What this task involves.
Your task is to output every record exactly as it is given.

Website and app data records.

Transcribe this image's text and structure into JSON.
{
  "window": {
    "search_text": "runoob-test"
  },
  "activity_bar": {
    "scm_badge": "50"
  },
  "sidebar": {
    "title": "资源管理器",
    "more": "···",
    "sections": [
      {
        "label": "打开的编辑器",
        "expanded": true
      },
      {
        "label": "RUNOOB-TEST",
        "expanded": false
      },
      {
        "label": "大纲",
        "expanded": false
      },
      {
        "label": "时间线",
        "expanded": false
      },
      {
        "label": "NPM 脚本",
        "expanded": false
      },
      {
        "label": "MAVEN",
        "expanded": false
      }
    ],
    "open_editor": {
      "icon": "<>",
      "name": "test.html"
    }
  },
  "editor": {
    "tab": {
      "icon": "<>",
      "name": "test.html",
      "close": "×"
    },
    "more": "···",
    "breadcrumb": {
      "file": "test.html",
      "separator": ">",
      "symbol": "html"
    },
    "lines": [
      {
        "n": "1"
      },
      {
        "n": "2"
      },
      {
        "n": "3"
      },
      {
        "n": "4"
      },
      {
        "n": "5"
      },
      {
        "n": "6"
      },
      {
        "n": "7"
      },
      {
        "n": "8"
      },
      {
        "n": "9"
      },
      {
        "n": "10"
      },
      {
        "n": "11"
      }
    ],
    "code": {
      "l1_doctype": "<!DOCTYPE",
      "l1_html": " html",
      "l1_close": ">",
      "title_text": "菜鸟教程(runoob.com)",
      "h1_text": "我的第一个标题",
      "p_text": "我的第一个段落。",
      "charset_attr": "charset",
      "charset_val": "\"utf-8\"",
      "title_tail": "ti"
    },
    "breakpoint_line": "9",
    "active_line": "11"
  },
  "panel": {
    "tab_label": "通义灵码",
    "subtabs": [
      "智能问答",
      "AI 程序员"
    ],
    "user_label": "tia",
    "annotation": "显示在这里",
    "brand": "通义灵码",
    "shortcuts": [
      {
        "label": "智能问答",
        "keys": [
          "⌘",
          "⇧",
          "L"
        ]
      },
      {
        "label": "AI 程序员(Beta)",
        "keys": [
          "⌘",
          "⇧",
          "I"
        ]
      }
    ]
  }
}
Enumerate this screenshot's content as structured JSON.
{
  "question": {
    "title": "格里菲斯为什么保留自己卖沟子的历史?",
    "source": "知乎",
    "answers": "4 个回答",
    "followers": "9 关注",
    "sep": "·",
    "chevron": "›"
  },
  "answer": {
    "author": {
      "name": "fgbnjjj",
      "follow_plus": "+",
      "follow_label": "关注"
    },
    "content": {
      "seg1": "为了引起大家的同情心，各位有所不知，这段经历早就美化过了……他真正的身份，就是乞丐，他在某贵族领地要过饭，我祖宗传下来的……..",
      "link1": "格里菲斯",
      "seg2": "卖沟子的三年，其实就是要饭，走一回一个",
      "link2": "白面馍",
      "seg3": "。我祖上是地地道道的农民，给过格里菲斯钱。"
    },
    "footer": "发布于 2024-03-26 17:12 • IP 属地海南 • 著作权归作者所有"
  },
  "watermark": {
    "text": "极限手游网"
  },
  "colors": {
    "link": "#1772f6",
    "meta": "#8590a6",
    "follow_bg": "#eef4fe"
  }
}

Reply.
Transcribe this image's text and structure into JSON.
{
  "window": {
    "search_text": "runoob-test"
  },
  "activity_bar": {
    "scm_badge": "50"
  },
  "sidebar": {
    "title": "资源管理器",
    "more": "···",
    "sections": [
      {
        "label": "打开的编辑器",
        "expanded": true
      },
      {
        "label": "RUNOOB-TEST",
        "expanded": false
      },
      {
        "label": "大纲",
        "expanded": false
      },
      {
        "label": "时间线",
        "expanded": false
      },
      {
        "label": "NPM 脚本",
        "expanded": false
      },
      {
        "label": "MAVEN",
        "expanded": false
      }
    ],
    "open_editor": {
      "icon": "<>",
      "name": "test.html"
    }
  },
  "editor": {
    "tab": {
      "icon": "<>",
      "name": "test.html",
      "close": "×"
    },
    "more": "···",
    "breadcrumb": {
      "file": "test.html",
      "separator": ">",
      "symbol": "html"
    },
    "lines": [
      {
        "n": "1"
      },
      {
        "n": "2"
      },
      {
        "n": "3"
      },
      {
        "n": "4"
      },
      {
        "n": "5"
      },
      {
        "n": "6"
      },
      {
        "n": "7"
      },
      {
        "n": "8"
      },
      {
        "n": "9"
      },
      {
        "n": "10"
      },
      {
        "n": "11"
      }
    ],
    "code": {
      "l1_doctype": "<!DOCTYPE",
      "l1_html": " html",
      "l1_close": ">",
      "title_text": "菜鸟教程(runoob.com)",
      "h1_text": "我的第一个标题",
      "p_text": "我的第一个段落。",
      "charset_attr": "charset",
      "charset_val": "\"utf-8\"",
      "title_tail": "ti"
    },
    "breakpoint_line": "9",
    "active_line": "11"
  },
  "panel": {
    "tab_label": "通义灵码",
    "subtabs": [
      "智能问答",
      "AI 程序员"
    ],
    "user_label": "tia",
    "annotation": "显示在这里",
    "brand": "通义灵码",
    "shortcuts": [
      {
        "label": "智能问答",
        "keys": [
          "⌘",
          "⇧",
          "L"
        ]
      },
      {
        "label": "AI 程序员(Beta)",
        "keys": [
          "⌘",
          "⇧",
          "I"
        ]
      }
    ]
  }
}
Enumerate this screenshot's content as structured JSON.
{
  "question": {
    "title": "格里菲斯为什么保留自己卖沟子的历史?",
    "source": "知乎",
    "answers": "4 个回答",
    "followers": "9 关注",
    "sep": "·",
    "chevron": "›"
  },
  "answer": {
    "author": {
      "name": "fgbnjjj",
      "follow_plus": "+",
      "follow_label": "关注"
    },
    "content": {
      "seg1": "为了引起大家的同情心，各位有所不知，这段经历早就美化过了……他真正的身份，就是乞丐，他在某贵族领地要过饭，我祖宗传下来的……..",
      "link1": "格里菲斯",
      "seg2": "卖沟子的三年，其实就是要饭，走一回一个",
      "link2": "白面馍",
      "seg3": "。我祖上是地地道道的农民，给过格里菲斯钱。"
    },
    "footer": "发布于 2024-03-26 17:12 • IP 属地海南 • 著作权归作者所有"
  },
  "watermark": {
    "text": "极限手游网"
  },
  "colors": {
    "link": "#1772f6",
    "meta": "#8590a6",
    "follow_bg": "#eef4fe"
  }
}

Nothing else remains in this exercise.